In case you missed it, here's an interview with Art by ComicsDC editor Mike Rhode in the Washington City Paper last summer.

Courtesy of Art Honduras

Wednesday, October 16, 2013

Oct. 17, 19: Hondros at Artisphere

Cartoonist Art Hondros is this week's resident artist at the D.C. Conspiracy's Comics Making Workshop at the Artisphere in Rosslyn, Va. He will be at the Works In Progress Gallery Oct. 17 from about 6:30-9:30 p.m. and on Oct. 19 from 1-4 p.m. Art has had a hot year, having self-published several comics, contributed a comic to the Washington Post Magazine, illustrated the cover to Magic Bullet #6 and most recently started working with former local cartoonist Scott Mills on an online comic about Ivan the Terrible.
A page from Hondros' Song of Sandy Hook

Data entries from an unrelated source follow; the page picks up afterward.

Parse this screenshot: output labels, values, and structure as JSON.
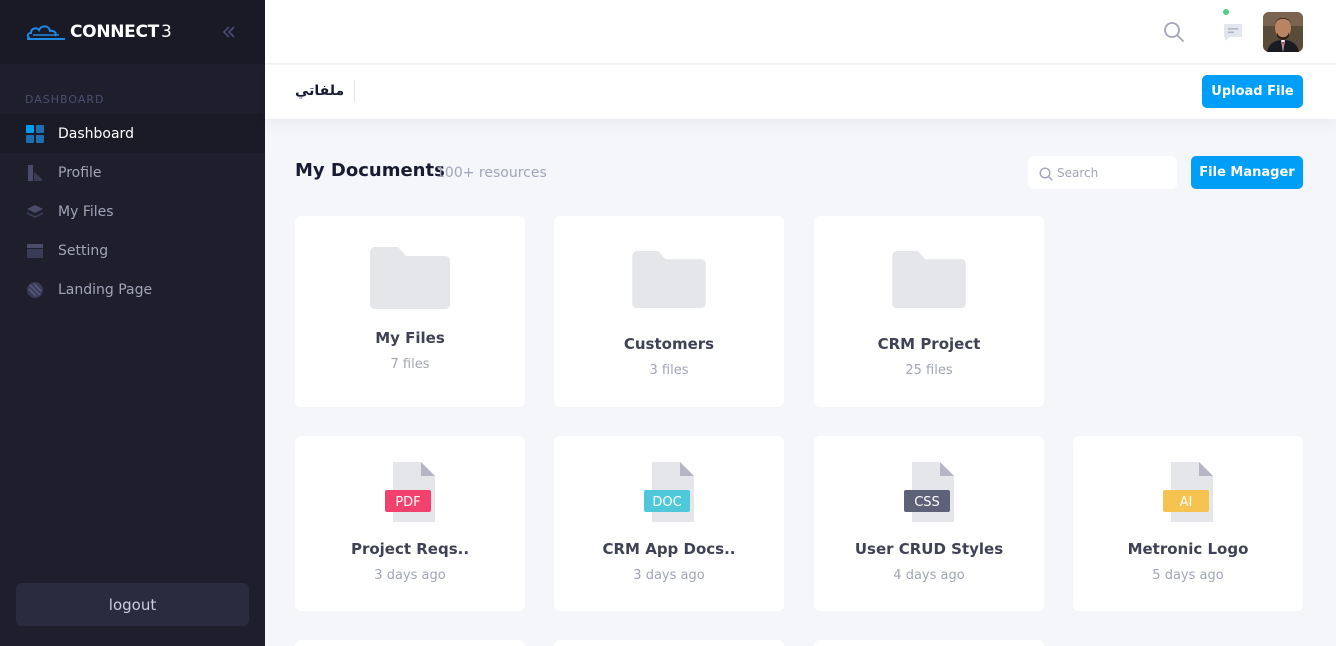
{
  "brand": {
    "name": "CONNECT",
    "version": "3"
  },
  "sidebar": {
    "section_label": "DASHBOARD",
    "items": [
      {
        "label": "Dashboard",
        "icon": "grid-icon",
        "active": true
      },
      {
        "label": "Profile",
        "icon": "profile-icon",
        "active": false
      },
      {
        "label": "My Files",
        "icon": "layers-icon",
        "active": false
      },
      {
        "label": "Setting",
        "icon": "window-icon",
        "active": false
      },
      {
        "label": "Landing Page",
        "icon": "globe-icon",
        "active": false
      }
    ],
    "logout_label": "logout"
  },
  "header": {
    "search_icon": "search-icon",
    "chat_icon": "chat-icon",
    "notification_dot_color": "#50cd89"
  },
  "toolbar": {
    "page_title": "ملفاتي",
    "upload_label": "Upload File"
  },
  "documents": {
    "title": "My Documents",
    "subtitle": "100+ resources",
    "search_placeholder": "Search",
    "file_manager_label": "File Manager",
    "folders": [
      {
        "name": "My Files",
        "count": "7 files"
      },
      {
        "name": "Customers",
        "count": "3 files"
      },
      {
        "name": "CRM Project",
        "count": "25 files"
      }
    ],
    "files": [
      {
        "name": "Project Reqs..",
        "type": "PDF",
        "color": "#f1416c",
        "time": "3 days ago"
      },
      {
        "name": "CRM App Docs..",
        "type": "DOC",
        "color": "#4fc9da",
        "time": "3 days ago"
      },
      {
        "name": "User CRUD Styles",
        "type": "CSS",
        "color": "#5e6278",
        "time": "4 days ago"
      },
      {
        "name": "Metronic Logo",
        "type": "AI",
        "color": "#f6c350",
        "time": "5 days ago"
      }
    ]
  },
  "colors": {
    "primary": "#009ef7",
    "sidebar_bg": "#1e1e2d",
    "page_bg": "#f4f6fa"
  }
}
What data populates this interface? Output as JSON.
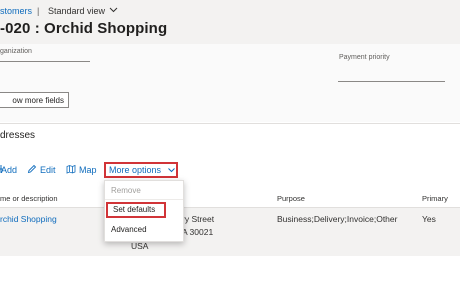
{
  "breadcrumb": {
    "link": "stomers",
    "separator": "|",
    "view": "Standard view",
    "chevron": "⌵"
  },
  "page_title": "-020 : Orchid Shopping",
  "fields": {
    "organization_label": "ganization",
    "payment_priority_label": "Payment priority"
  },
  "show_more_label": "ow more fields",
  "section_title": "dresses",
  "toolbar": {
    "add": "Add",
    "edit": "Edit",
    "map": "Map",
    "more_options": "More options"
  },
  "menu": {
    "remove": "Remove",
    "set_defaults": "Set defaults",
    "advanced": "Advanced"
  },
  "table": {
    "headers": {
      "name": "me or description",
      "purpose": "Purpose",
      "primary": "Primary"
    },
    "row": {
      "name": "rchid Shopping",
      "address_line1": "ry Street",
      "address_line2": "A 30021",
      "address_line3": "USA",
      "purpose": "Business;Delivery;Invoice;Other",
      "primary": "Yes"
    }
  },
  "colors": {
    "accent": "#0f6cbd",
    "highlight": "#d13438"
  },
  "icons": [
    "plus-icon",
    "edit-pencil-icon",
    "map-icon",
    "chevron-down-icon"
  ]
}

Tuesday, October 01, 2013

Mills/Hondros team to tell a tale of a terrible tsar

Local cartoonist Art Hondros has teamed with cartoonist/writer Scott Mills (a former Marylander) on a historical comic about tsar Ivan Vasilyevich, aka Ivan the Terrible. "In an effort to combine my love of Russian history and old Gold Key comics I’ve joined forces with artist Art Hondros to create Terrible: Tsar Ivan IV," Scott writes on the blog he created for the comic. The book will comprise 10 six-page chapters "detailing what I see as the most salient–or at least most interesting–aspects of history’s most notorious tsar." The first chapter is up online today, and Scott also posted some of Art's black-and-white drawings for the project. 
 

Image courtesy of Scott Mills/Art Hondros

Wednesday, June 26, 2013

Art Hondros' Song of Sandy Hook part 1

Art Hondros, a local cartoonist based in Takoma Park, has just finished "Song of Sandy Hook," a comic strip on gun control. You may have seen his story "Fox Guy" in the Washing Post Magazine this March. He also did the cover to the latest free Magic Bullet comic.

When asked why he's done a comic book about gun control, Art says, "During the holidays last winter, I tried to keep my focus on comics projects I had currently in the works, but my mind kept going back to what it must've been like in the halls and classrooms at Sandy Hook Elementary School on that wretched day. Finally I realized I couldn't work on anything else but what follows here. Call it a process of dealing with the collective grief of that news. But I also felt that, as an illustrative storyteller, I could attempt something, just one more thing besides voting to keep someone in or out of office, or donating money to a cause one might think useful. No matter how feeble it may turn out, "Song of Sandy Hook" is that attempt."

An interview with Art should be up later this week at the City Paper. He's also agreed to let ComicsDC run his strip as a webcomic, although you can buy a hard copy at the DC Conspiracy store, and the money will be donated to the Newtown-Sandy Hook Community Foundation.

Here's the cover and page 1 of Song of Sandy Hook